▶ Input data:

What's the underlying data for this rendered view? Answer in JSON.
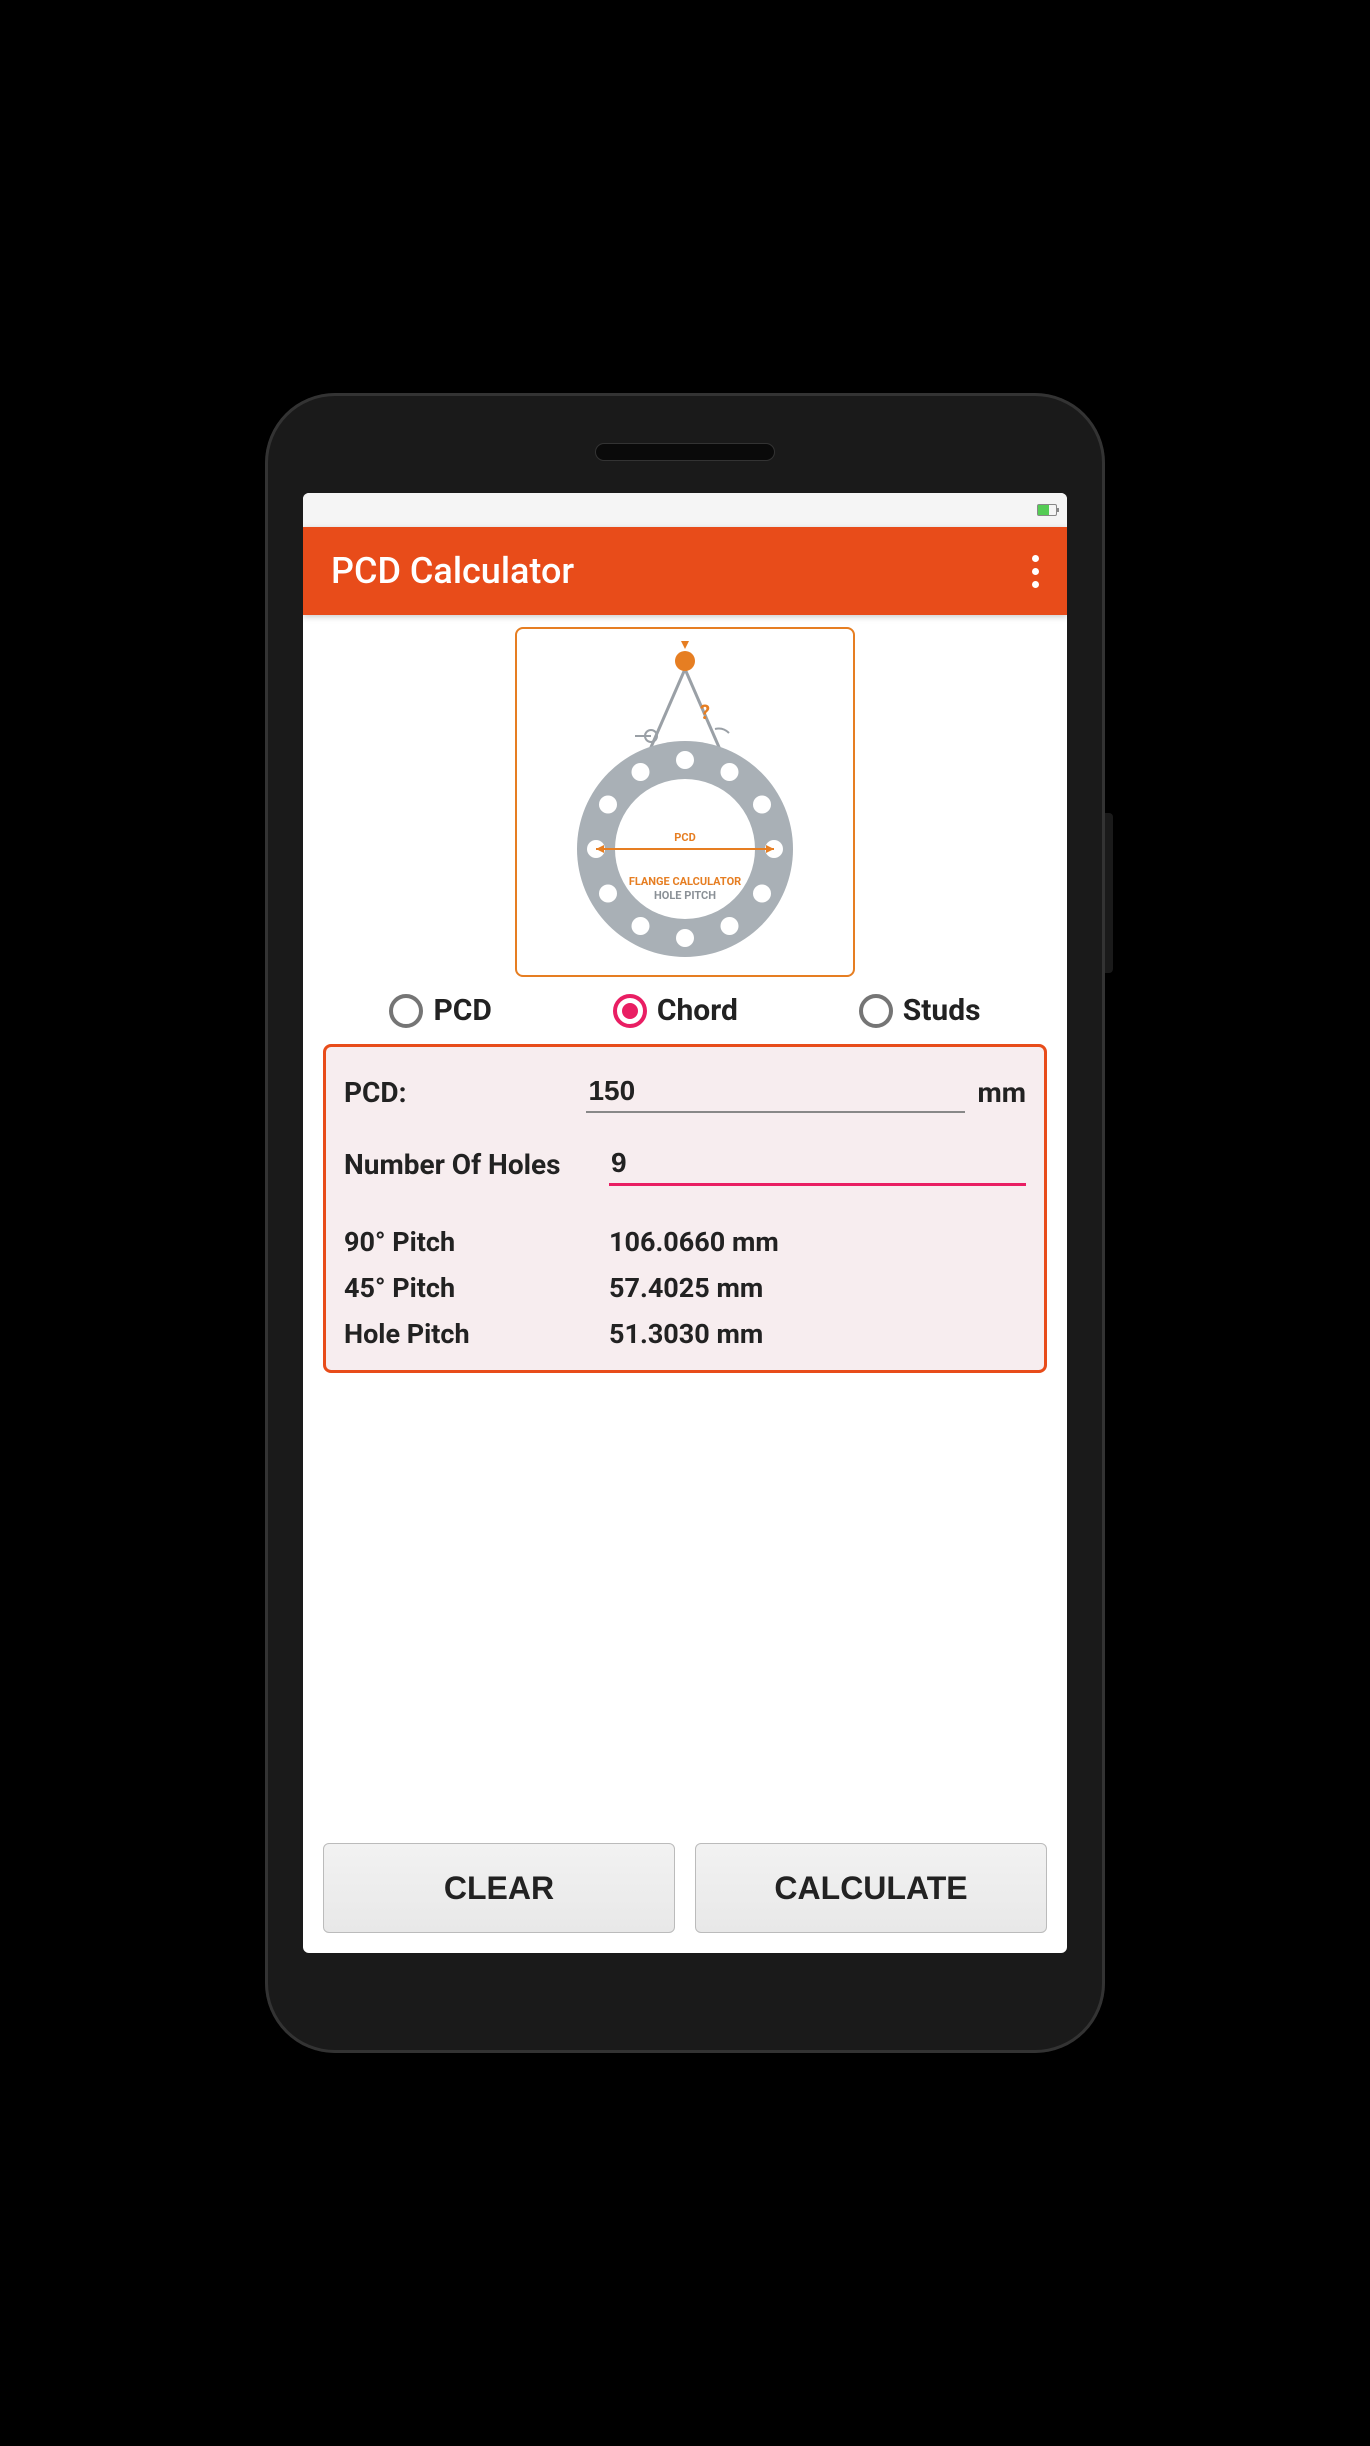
{
  "header": {
    "title": "PCD Calculator"
  },
  "illustration": {
    "pcd_label": "PCD",
    "title_line1": "FLANGE CALCULATOR",
    "title_line2": "HOLE  PITCH"
  },
  "tabs": {
    "items": [
      {
        "label": "PCD",
        "selected": false
      },
      {
        "label": "Chord",
        "selected": true
      },
      {
        "label": "Studs",
        "selected": false
      }
    ]
  },
  "form": {
    "pcd": {
      "label": "PCD:",
      "value": "150",
      "unit": "mm"
    },
    "holes": {
      "label": "Number Of Holes",
      "value": "9"
    },
    "results": [
      {
        "label": "90° Pitch",
        "value": "106.0660 mm"
      },
      {
        "label": "45° Pitch",
        "value": "57.4025 mm"
      },
      {
        "label": "Hole Pitch",
        "value": "51.3030 mm"
      }
    ]
  },
  "buttons": {
    "clear": "CLEAR",
    "calculate": "CALCULATE"
  }
}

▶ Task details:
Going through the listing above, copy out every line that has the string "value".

▶ Final answer:
      "value": "150",
      "value": "9"
        "value": "106.0660 mm"
        "value": "57.4025 mm"
        "value": "51.3030 mm"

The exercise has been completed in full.